The first all-in-one ESG 401(k) is going live today, a plan catered to small employers with a short list of funds vetted by Morningstar Investment Management.
The company, along with Plan Administrators, Inc. (PAi), first announced the plan, known as a Pooled Employer Plan, or PEP, in October 2021. This week’s launch coincides with the Department of Labor’s new ESG rule going into effect, a detail that allows plans to consider ESG factors including – crucially – the default investment options, which most often are target-date funds.
“This is going to engage a certain set of investors that might historically have been on the sidelines,” said Brock Johnson, president of global retirement and workplace solutions at Morningstar. “They might not feel connected to their money in any way, and ESG gives them the opportunity to see what their money is doing.”
The plan includes 10 US mutual funds from several providers: Parnassus, Boston Trust Walden, Calvert, TIAA, Fidelity, Vanguard and RBC. Morningstar also has a custom target-date option that uses those funds as the underlying investments.
“Any fund in the PEP is subject to the same investment screens and due diligence that we apply in a non-ESG plan.
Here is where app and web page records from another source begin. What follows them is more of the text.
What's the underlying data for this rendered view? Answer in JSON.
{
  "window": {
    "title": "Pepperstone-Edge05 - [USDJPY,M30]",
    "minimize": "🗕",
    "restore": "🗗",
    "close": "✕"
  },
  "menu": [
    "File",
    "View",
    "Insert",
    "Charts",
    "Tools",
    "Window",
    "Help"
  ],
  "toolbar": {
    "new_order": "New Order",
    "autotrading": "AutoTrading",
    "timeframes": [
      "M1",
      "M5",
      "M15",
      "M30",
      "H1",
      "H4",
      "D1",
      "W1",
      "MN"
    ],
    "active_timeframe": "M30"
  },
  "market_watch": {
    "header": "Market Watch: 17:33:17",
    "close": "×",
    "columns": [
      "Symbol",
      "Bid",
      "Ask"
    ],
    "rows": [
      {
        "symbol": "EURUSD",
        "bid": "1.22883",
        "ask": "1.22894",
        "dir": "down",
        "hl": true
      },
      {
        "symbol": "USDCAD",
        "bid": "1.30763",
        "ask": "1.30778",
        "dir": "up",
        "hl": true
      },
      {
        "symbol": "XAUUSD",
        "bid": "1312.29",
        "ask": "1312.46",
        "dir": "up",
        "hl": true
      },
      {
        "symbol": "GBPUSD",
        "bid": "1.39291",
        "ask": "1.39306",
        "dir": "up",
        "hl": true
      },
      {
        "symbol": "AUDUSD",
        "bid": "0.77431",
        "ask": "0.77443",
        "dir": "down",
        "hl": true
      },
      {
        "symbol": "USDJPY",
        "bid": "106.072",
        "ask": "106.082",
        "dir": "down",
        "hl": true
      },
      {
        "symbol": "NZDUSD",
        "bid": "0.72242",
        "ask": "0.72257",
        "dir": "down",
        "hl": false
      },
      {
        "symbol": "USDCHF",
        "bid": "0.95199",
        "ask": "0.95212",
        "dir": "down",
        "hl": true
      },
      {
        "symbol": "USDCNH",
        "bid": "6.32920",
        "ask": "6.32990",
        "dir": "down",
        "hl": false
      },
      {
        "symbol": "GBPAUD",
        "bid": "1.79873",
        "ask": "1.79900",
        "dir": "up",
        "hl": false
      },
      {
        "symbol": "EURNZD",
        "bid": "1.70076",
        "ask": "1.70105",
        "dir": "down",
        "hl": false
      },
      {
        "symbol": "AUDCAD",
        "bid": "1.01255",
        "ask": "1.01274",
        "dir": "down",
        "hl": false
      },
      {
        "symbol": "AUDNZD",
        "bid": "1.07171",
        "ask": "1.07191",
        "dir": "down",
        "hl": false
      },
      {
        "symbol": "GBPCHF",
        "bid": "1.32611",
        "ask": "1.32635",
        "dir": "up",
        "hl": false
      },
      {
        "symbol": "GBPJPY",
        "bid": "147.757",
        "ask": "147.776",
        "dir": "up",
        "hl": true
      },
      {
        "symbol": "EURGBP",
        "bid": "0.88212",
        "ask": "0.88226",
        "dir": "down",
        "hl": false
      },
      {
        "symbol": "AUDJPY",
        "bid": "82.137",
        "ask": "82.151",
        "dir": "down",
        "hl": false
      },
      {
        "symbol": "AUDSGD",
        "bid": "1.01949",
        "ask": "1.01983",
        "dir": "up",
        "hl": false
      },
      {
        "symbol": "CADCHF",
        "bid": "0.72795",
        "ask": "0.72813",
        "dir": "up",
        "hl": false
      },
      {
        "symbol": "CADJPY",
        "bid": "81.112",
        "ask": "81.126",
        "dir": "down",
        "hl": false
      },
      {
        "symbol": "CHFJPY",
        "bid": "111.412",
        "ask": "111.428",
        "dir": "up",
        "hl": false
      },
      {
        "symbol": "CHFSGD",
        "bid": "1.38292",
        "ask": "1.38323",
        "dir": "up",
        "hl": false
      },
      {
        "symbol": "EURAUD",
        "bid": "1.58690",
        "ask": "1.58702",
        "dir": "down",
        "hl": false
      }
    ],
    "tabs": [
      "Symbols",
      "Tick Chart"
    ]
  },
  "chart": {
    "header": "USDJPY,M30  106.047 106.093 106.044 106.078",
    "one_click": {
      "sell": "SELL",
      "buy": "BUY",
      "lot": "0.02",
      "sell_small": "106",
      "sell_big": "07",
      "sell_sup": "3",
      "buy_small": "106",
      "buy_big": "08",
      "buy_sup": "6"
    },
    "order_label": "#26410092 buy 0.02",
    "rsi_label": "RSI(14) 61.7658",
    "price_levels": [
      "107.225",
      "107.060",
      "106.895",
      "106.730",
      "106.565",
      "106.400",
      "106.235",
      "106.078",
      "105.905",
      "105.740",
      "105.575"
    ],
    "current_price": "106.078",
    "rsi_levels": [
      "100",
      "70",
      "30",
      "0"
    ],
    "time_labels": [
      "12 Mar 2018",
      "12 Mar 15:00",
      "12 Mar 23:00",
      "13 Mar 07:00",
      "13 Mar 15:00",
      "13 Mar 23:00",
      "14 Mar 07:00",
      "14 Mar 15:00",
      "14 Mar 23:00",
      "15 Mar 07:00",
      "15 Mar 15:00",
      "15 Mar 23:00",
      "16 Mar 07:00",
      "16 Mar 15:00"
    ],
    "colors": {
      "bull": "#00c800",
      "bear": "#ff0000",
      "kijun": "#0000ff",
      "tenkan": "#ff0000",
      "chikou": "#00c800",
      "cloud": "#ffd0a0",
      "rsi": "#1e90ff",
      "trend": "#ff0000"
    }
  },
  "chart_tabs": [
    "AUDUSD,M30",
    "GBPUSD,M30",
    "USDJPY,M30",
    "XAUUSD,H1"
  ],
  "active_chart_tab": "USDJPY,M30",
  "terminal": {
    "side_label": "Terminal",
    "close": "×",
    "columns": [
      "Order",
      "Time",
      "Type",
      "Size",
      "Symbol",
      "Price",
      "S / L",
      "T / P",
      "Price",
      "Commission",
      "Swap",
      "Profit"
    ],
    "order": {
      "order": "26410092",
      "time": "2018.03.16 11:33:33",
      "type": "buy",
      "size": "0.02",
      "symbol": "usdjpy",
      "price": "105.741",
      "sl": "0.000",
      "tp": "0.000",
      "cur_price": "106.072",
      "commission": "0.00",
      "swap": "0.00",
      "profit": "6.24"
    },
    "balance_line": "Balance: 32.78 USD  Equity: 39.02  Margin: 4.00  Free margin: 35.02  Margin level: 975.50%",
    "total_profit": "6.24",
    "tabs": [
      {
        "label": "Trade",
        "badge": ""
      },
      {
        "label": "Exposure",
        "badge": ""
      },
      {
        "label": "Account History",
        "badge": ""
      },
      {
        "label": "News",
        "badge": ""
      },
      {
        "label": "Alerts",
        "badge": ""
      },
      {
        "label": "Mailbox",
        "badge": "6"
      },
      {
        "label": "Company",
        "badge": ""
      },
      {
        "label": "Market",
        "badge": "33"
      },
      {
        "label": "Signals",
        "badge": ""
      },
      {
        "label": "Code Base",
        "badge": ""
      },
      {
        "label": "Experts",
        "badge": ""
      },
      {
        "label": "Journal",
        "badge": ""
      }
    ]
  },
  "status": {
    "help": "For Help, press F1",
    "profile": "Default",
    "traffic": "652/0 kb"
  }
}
You don’t get a pass for being an ESG-oriented strategy,” said Peter Di Teresa, head of manager selection for Morningstar Research Services.
Morningstar chooses the funds for the plan by screening a wide range of investments for expenses and risk, then determining if the remaining list of funds are appropriate for a retirement plan. It then considers funds based on Morningstar’s analyst and quantitative ratings as well as sustainability scores, the latter of which are based on material considerations, Di Teresa said.
A couple of options on the plan menu – the money market fund and Treasury Inflation Protected Securities fund – are not ESG-specific, as those categories don’t lend themselves to it, he said.
The plan will also include a mix of actively managed and index fund choices.
Although the investments in the plan exclude certain high-emitting holdings, such as coal, they do not exclude the fossil fuel business entirely. However, oil and gas companies that are in funds within the plan have better sustainability ratings than peers, Di Teresa said.
A new type of plan
PEPs are a relatively new kind of 401(k) that let unrelated employers participate in the same plan. The benefits of that arrangement are cost and professional management. For example, small businesses get better pricing on plan administration and investments than they might be able to secure on their own, and they hand off most of their fiduciary liability to the companies overseeing the plan.
“The complexity with ESG is that many plan sponsors may not have the resources to dive into the details,” Johnson said. “It’s not easy for them to make a decision.”
For the Morningstar ESG Pooled Employer Plan, PAi Trust acts as the pooled plan provider, or the sponsor to the PEP. That company oversees the plan’s administration, including the hiring and retention of the investment manager, Morningstar Investment Management.
That unit of Morningstar is the plan’s 3(38) fiduciary, which means that it bears full responsibility for selecting and monitoring the plan’s investment lineup. That leaves the only fiduciary liability for participating employers being their choice of the PEP itself.
PEPs could see a boost in demand because of requirements in a growing number of states for employers to provide retirement plans to their workers. States like California, Illinois and Oregon have their own government-sponsored IRAs, but PEPs are an alternative to those.
“You might see some larger plans that would want to move into something like this, but we continue to do a lot of business with startups,” said Amy Hermann, director of sales and marketing of PAi. “We do get quite a few requests on a weekly or monthly basis looking for ESG lineups.”
Costs for the Morningstar PEP include a setup fee of $390 and a $200 monthly administration charge for employers. Workers who participate in the PEP will pay a record keeping cost of $4 per month, an administration and trading fee of 7 basis points, a 25bp investment fiduciary fee, the investment management fees of funds they choose along with any fees set by advisers.
“It’s a cost-conscious offering,” Di Teresa said. “It’s appropriate everywhere, but it makes particular sense in the PEP universe.”
The plan debut comes days after half the states in the country filed a lawsuit against the DOL, seeking to block and dismantle the new ESG rule. However, lawyers who specialize in employee benefits said they see a difficult path for the litigation, as the rule was carefully drafted and does not require employers to consider ESG factors.
“This is good for investors,” Johnson said of the new plan. “This is more about choice than anything else.”